- Pasture and rangeland improvement
Rural property owners were provided erosion and sediment control “Best Management Practices” (BMPs) on over 100 acres within the District’s area during 2007.
Erosion and Sediment Control Workshops
Workshop attendees at the “Washoe Fire Site” in Tahoe discuss erosion control practices.
The RCD provided ten (10) Erosion Control and Storm Water workshops to over 400 people in 2007. The general public and staff members from Placer County, the City of Lincoln, and the City Auburn attended these workshops, obtaining useful information on: the development of erosion control plans, the implementation of “on-site” erosion and sediment control practices, non-storm water discharge concerns on building sites, and site monitoring observations pertaining to storm water runoff.

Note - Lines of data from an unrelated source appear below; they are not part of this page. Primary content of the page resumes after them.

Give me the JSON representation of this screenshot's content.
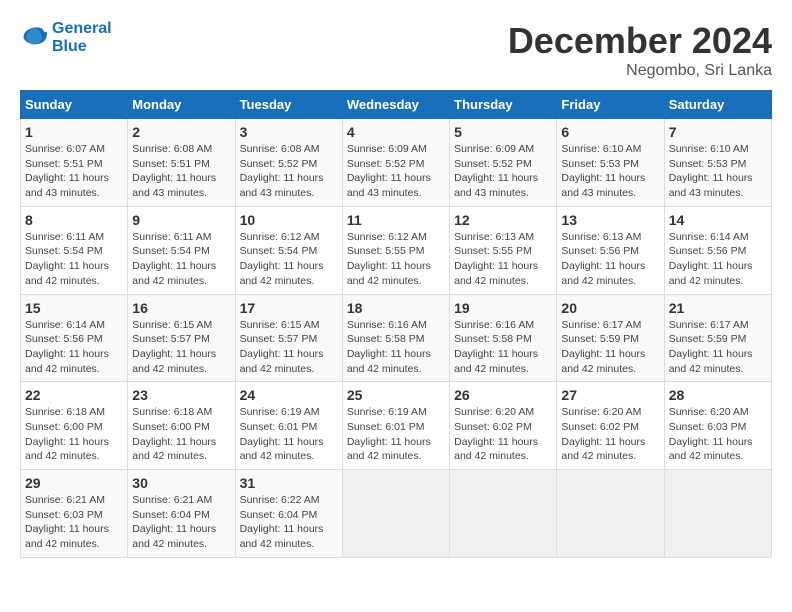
{
  "header": {
    "logo_line1": "General",
    "logo_line2": "Blue",
    "month": "December 2024",
    "location": "Negombo, Sri Lanka"
  },
  "weekdays": [
    "Sunday",
    "Monday",
    "Tuesday",
    "Wednesday",
    "Thursday",
    "Friday",
    "Saturday"
  ],
  "weeks": [
    [
      {
        "day": "1",
        "sunrise": "6:07 AM",
        "sunset": "5:51 PM",
        "daylight": "11 hours and 43 minutes."
      },
      {
        "day": "2",
        "sunrise": "6:08 AM",
        "sunset": "5:51 PM",
        "daylight": "11 hours and 43 minutes."
      },
      {
        "day": "3",
        "sunrise": "6:08 AM",
        "sunset": "5:52 PM",
        "daylight": "11 hours and 43 minutes."
      },
      {
        "day": "4",
        "sunrise": "6:09 AM",
        "sunset": "5:52 PM",
        "daylight": "11 hours and 43 minutes."
      },
      {
        "day": "5",
        "sunrise": "6:09 AM",
        "sunset": "5:52 PM",
        "daylight": "11 hours and 43 minutes."
      },
      {
        "day": "6",
        "sunrise": "6:10 AM",
        "sunset": "5:53 PM",
        "daylight": "11 hours and 43 minutes."
      },
      {
        "day": "7",
        "sunrise": "6:10 AM",
        "sunset": "5:53 PM",
        "daylight": "11 hours and 43 minutes."
      }
    ],
    [
      {
        "day": "8",
        "sunrise": "6:11 AM",
        "sunset": "5:54 PM",
        "daylight": "11 hours and 42 minutes."
      },
      {
        "day": "9",
        "sunrise": "6:11 AM",
        "sunset": "5:54 PM",
        "daylight": "11 hours and 42 minutes."
      },
      {
        "day": "10",
        "sunrise": "6:12 AM",
        "sunset": "5:54 PM",
        "daylight": "11 hours and 42 minutes."
      },
      {
        "day": "11",
        "sunrise": "6:12 AM",
        "sunset": "5:55 PM",
        "daylight": "11 hours and 42 minutes."
      },
      {
        "day": "12",
        "sunrise": "6:13 AM",
        "sunset": "5:55 PM",
        "daylight": "11 hours and 42 minutes."
      },
      {
        "day": "13",
        "sunrise": "6:13 AM",
        "sunset": "5:56 PM",
        "daylight": "11 hours and 42 minutes."
      },
      {
        "day": "14",
        "sunrise": "6:14 AM",
        "sunset": "5:56 PM",
        "daylight": "11 hours and 42 minutes."
      }
    ],
    [
      {
        "day": "15",
        "sunrise": "6:14 AM",
        "sunset": "5:56 PM",
        "daylight": "11 hours and 42 minutes."
      },
      {
        "day": "16",
        "sunrise": "6:15 AM",
        "sunset": "5:57 PM",
        "daylight": "11 hours and 42 minutes."
      },
      {
        "day": "17",
        "sunrise": "6:15 AM",
        "sunset": "5:57 PM",
        "daylight": "11 hours and 42 minutes."
      },
      {
        "day": "18",
        "sunrise": "6:16 AM",
        "sunset": "5:58 PM",
        "daylight": "11 hours and 42 minutes."
      },
      {
        "day": "19",
        "sunrise": "6:16 AM",
        "sunset": "5:58 PM",
        "daylight": "11 hours and 42 minutes."
      },
      {
        "day": "20",
        "sunrise": "6:17 AM",
        "sunset": "5:59 PM",
        "daylight": "11 hours and 42 minutes."
      },
      {
        "day": "21",
        "sunrise": "6:17 AM",
        "sunset": "5:59 PM",
        "daylight": "11 hours and 42 minutes."
      }
    ],
    [
      {
        "day": "22",
        "sunrise": "6:18 AM",
        "sunset": "6:00 PM",
        "daylight": "11 hours and 42 minutes."
      },
      {
        "day": "23",
        "sunrise": "6:18 AM",
        "sunset": "6:00 PM",
        "daylight": "11 hours and 42 minutes."
      },
      {
        "day": "24",
        "sunrise": "6:19 AM",
        "sunset": "6:01 PM",
        "daylight": "11 hours and 42 minutes."
      },
      {
        "day": "25",
        "sunrise": "6:19 AM",
        "sunset": "6:01 PM",
        "daylight": "11 hours and 42 minutes."
      },
      {
        "day": "26",
        "sunrise": "6:20 AM",
        "sunset": "6:02 PM",
        "daylight": "11 hours and 42 minutes."
      },
      {
        "day": "27",
        "sunrise": "6:20 AM",
        "sunset": "6:02 PM",
        "daylight": "11 hours and 42 minutes."
      },
      {
        "day": "28",
        "sunrise": "6:20 AM",
        "sunset": "6:03 PM",
        "daylight": "11 hours and 42 minutes."
      }
    ],
    [
      {
        "day": "29",
        "sunrise": "6:21 AM",
        "sunset": "6:03 PM",
        "daylight": "11 hours and 42 minutes."
      },
      {
        "day": "30",
        "sunrise": "6:21 AM",
        "sunset": "6:04 PM",
        "daylight": "11 hours and 42 minutes."
      },
      {
        "day": "31",
        "sunrise": "6:22 AM",
        "sunset": "6:04 PM",
        "daylight": "11 hours and 42 minutes."
      },
      null,
      null,
      null,
      null
    ]
  ]
}
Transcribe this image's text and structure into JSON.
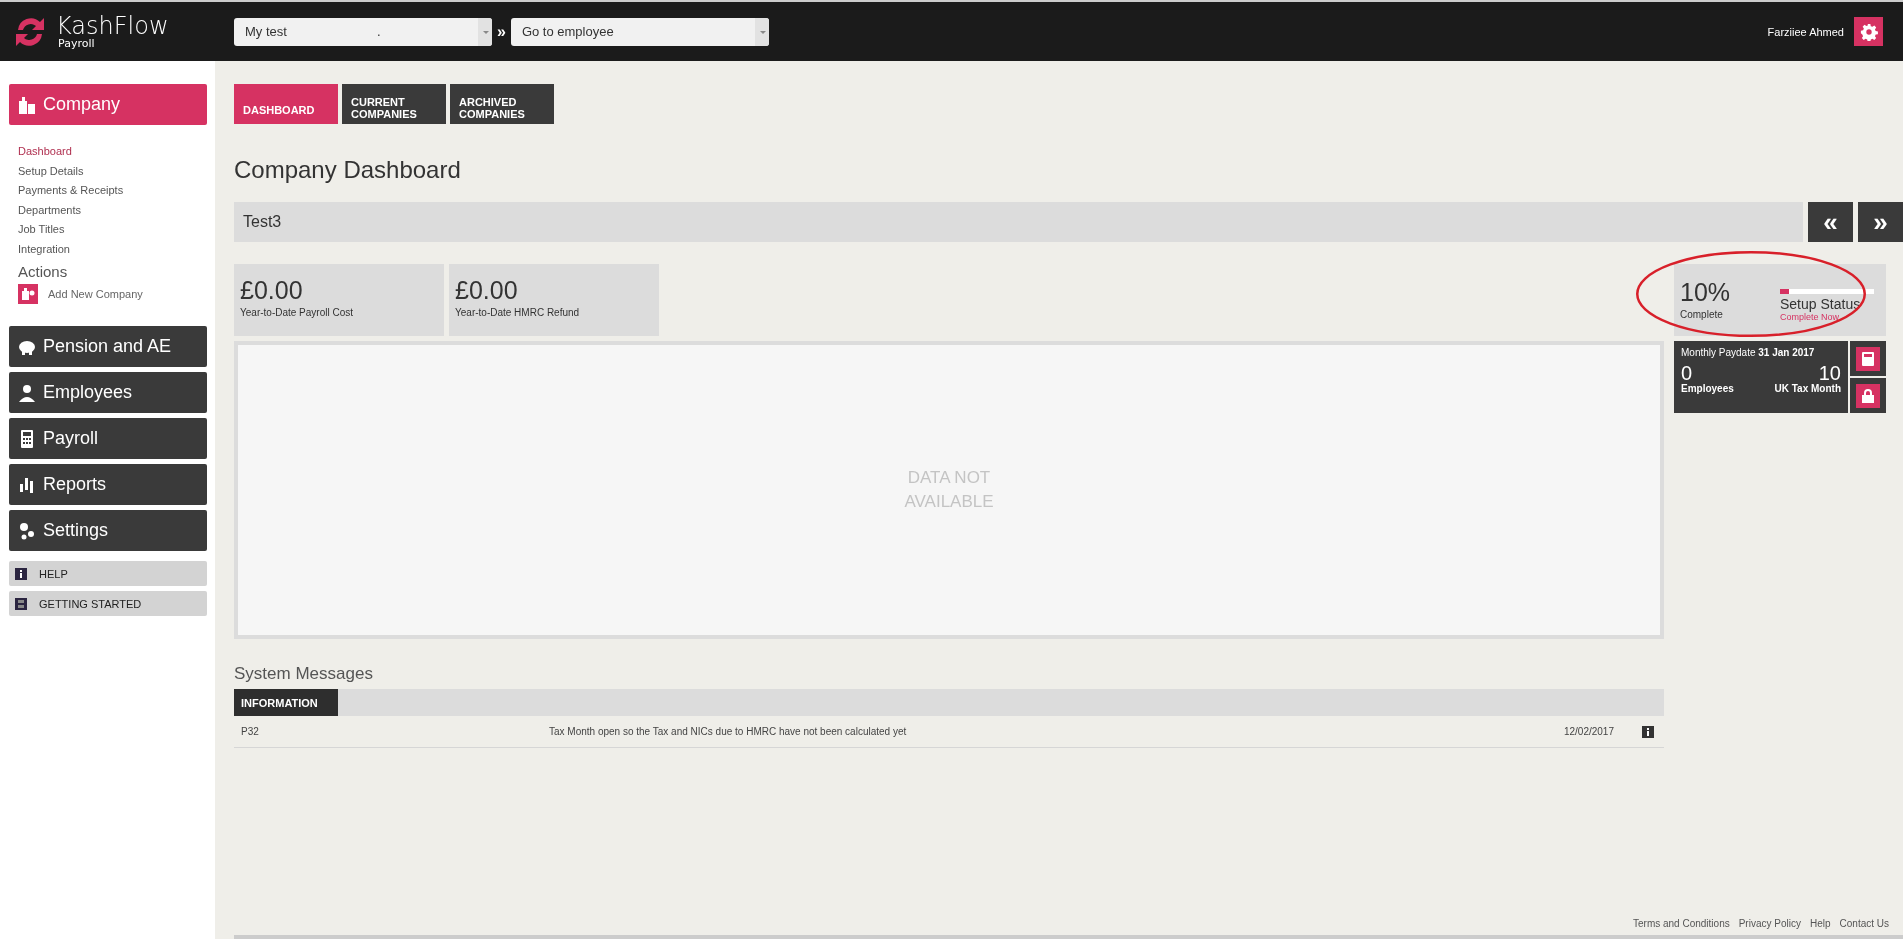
{
  "header": {
    "logo": {
      "name": "KashFlow",
      "sub": "Payroll"
    },
    "company_select": {
      "value": "My test",
      "extra": "."
    },
    "separator": "»",
    "employee_select": {
      "value": "Go to employee"
    },
    "user": "Farziiee Ahmed"
  },
  "sidebar": {
    "sections": [
      {
        "label": "Company",
        "selected": true,
        "children": [
          {
            "label": "Dashboard",
            "selected": true
          },
          {
            "label": "Setup Details",
            "selected": false
          },
          {
            "label": "Payments & Receipts",
            "selected": false
          },
          {
            "label": "Departments",
            "selected": false
          },
          {
            "label": "Job Titles",
            "selected": false
          },
          {
            "label": "Integration",
            "selected": false
          }
        ],
        "actions_title": "Actions",
        "actions": [
          {
            "label": "Add New Company"
          }
        ]
      },
      {
        "label": "Pension and AE",
        "selected": false
      },
      {
        "label": "Employees",
        "selected": false
      },
      {
        "label": "Payroll",
        "selected": false
      },
      {
        "label": "Reports",
        "selected": false
      },
      {
        "label": "Settings",
        "selected": false
      }
    ],
    "links": [
      {
        "label": "HELP"
      },
      {
        "label": "GETTING STARTED"
      }
    ]
  },
  "tabs": [
    {
      "label": "DASHBOARD",
      "selected": true
    },
    {
      "label": "CURRENT COMPANIES",
      "selected": false
    },
    {
      "label": "ARCHIVED COMPANIES",
      "selected": false
    }
  ],
  "page_title": "Company Dashboard",
  "company_bar": {
    "name": "Test3",
    "prev": "«",
    "next": "»"
  },
  "stats": [
    {
      "value": "£0.00",
      "label": "Year-to-Date Payroll Cost"
    },
    {
      "value": "£0.00",
      "label": "Year-to-Date HMRC Refund"
    }
  ],
  "chart_placeholder": "DATA NOT AVAILABLE",
  "setup_status": {
    "percent": "10%",
    "caption": "Complete",
    "level": 0.1,
    "title": "Setup Status",
    "link": "Complete Now",
    "highlighted": true
  },
  "paydate": {
    "label": "Monthly Paydate",
    "date": "31 Jan 2017",
    "employees": "0",
    "employees_label": "Employees",
    "tax_month": "10",
    "tax_month_label": "UK Tax Month"
  },
  "system_messages": {
    "title": "System Messages",
    "tab": "INFORMATION",
    "rows": [
      {
        "code": "P32",
        "message": "Tax Month open so the Tax and NICs due to HMRC have not been calculated yet",
        "date": "12/02/2017"
      }
    ]
  },
  "footer": [
    "Terms and Conditions",
    "Privacy Policy",
    "Help",
    "Contact Us"
  ]
}
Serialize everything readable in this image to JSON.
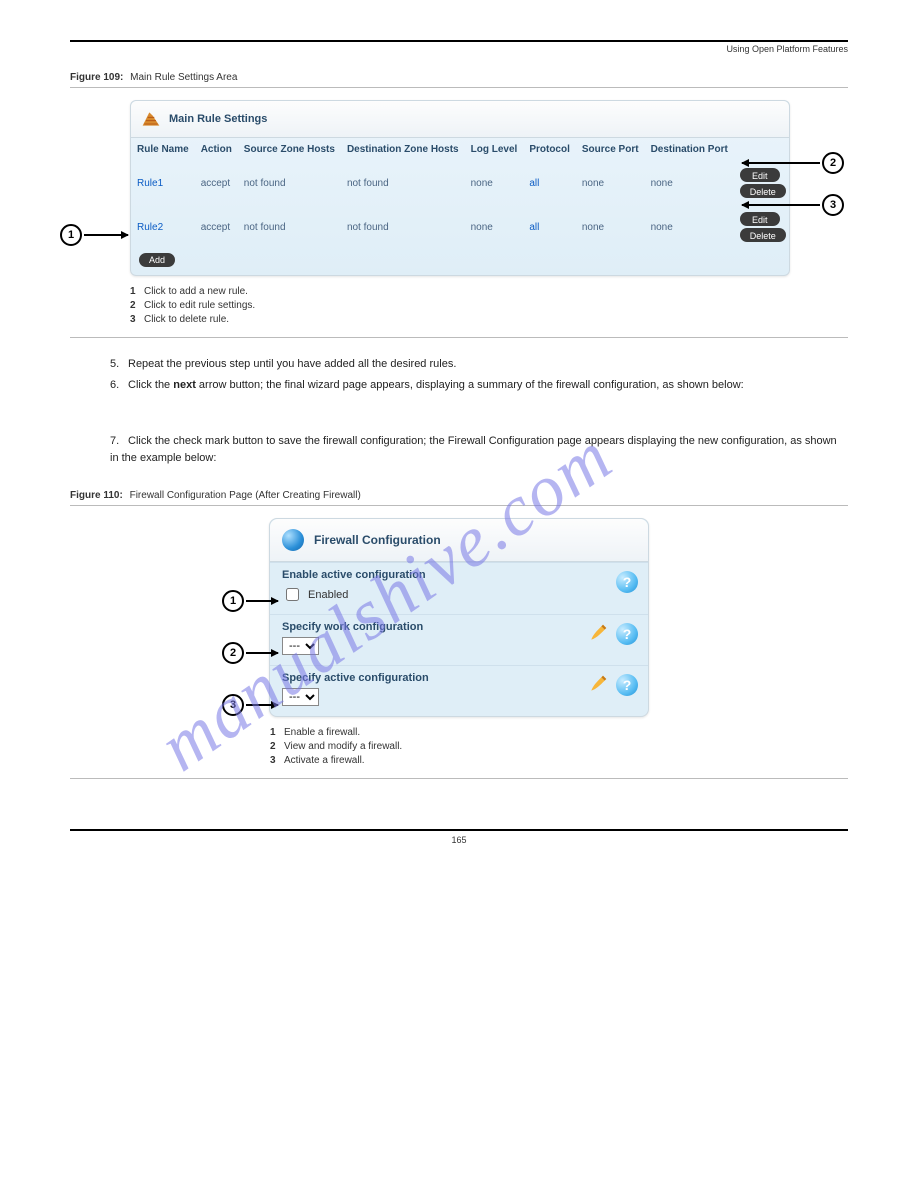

Soil Erosion Control Activities
Placer County once again, grew at a very rapid rate in the earlier part of 2007, resulting in the increased number of construction sites as well as increased erosion and sediment transport potential.
The RCD maintained contracts and/or working agreements with Placer County and the City of Auburn. The RCD retains a Certified Professional in Erosion and Sediment Control (CPESC) to review erosion and sediment control plans and to provide effective on-site erosion and sediment control Best Management Practices (BMPs) recommendations.
In 2007, the RCD provided erosion control recommendations on 48 various types of construction projects on over 2,000 acres of ground, including areas within Squaw Valley, NorthStar, Meadow Vista, Auburn, and other areas within Western Placer County. Additionally, the RCD provided erosion control recommendations on over 30 individual home sites within Placer County.
A typical construction site can easily discharge 10 to 20 tons of soil, per acre, per year, into the watershed. A well-vegetated, protected acre of soil will result in only 2 to 5 tons of sediment discharge per year. It’s estimated that the implementation of erosion and sediment control practices may have prevented more than 10,000 tons of soil (or roughly 8,000 cubic yards) of soil from discharging into Placer County watersheds.
The NRCS continues to manage three contracts for wetland restoration through their Wetland Reserve Program with 890 acres to be restored and encompassing two perpetual easements and one thirty year easement.
Irrigation Water Management
The District’s Certified Irrigation Auditor continues to provide irrigation system evaluations and irrigation water management recommendations to local landowners. The process improves irrigation system efficiencies, thereby conserving water and reducing runoff. In 2007 the RCD staff provided assistance to over 14 landowners on more than 460 acres.
Irrigation Management System Project
The RCD assisted the Placer County Water Agency with the implementation of their Irrigation Management System (IMS) project. Seven landowners were selected to have neutron probes installed within their irrigated crops/orchards. The probes monitor soil moisture and compare water application rates versus the crop/orchard water usage. The IMS project, funded through a grant from the Calif. Department of Water Resources, will help producers determine the appropriate intervals at which to irrigate.
Important Achievements In 2007
- Under contract with Placer Co. Parks Department, the RCD provided erosion and sediment control Best Management Practices (BMPs) recommendations on the newly opened “Hidden Falls Park”. The property was obtained through the “Placer Co. Legacy Program” and consists of 383 acres with more than 5.3 miles of trails.
- Reviewed and provided input to the Parks Department on the erosion and sediment control plan for the Franklin School Community Park. Construction began in 2007. The RCD met on-site and reviewed erosion and sediment control concepts with Parks and the contractor.
- Washoe Fire: The RCD assisted the Tahoe RCD, Placer County and the Tahoe Regional Planning Agency on development of “post fire” erosion and sediment control Best Management Practices on the Washoe Fire site.
- Inventory: Placer County is required to inventory “outfalls” within the Tahoe Basin and Truckee areas. “Outfalls” are defined as the last County maintained drainage feature leaving the County’s jurisdiction. The RCD helped define “outfall”, map outfalls, and field check outfalls using a Global Positioning System.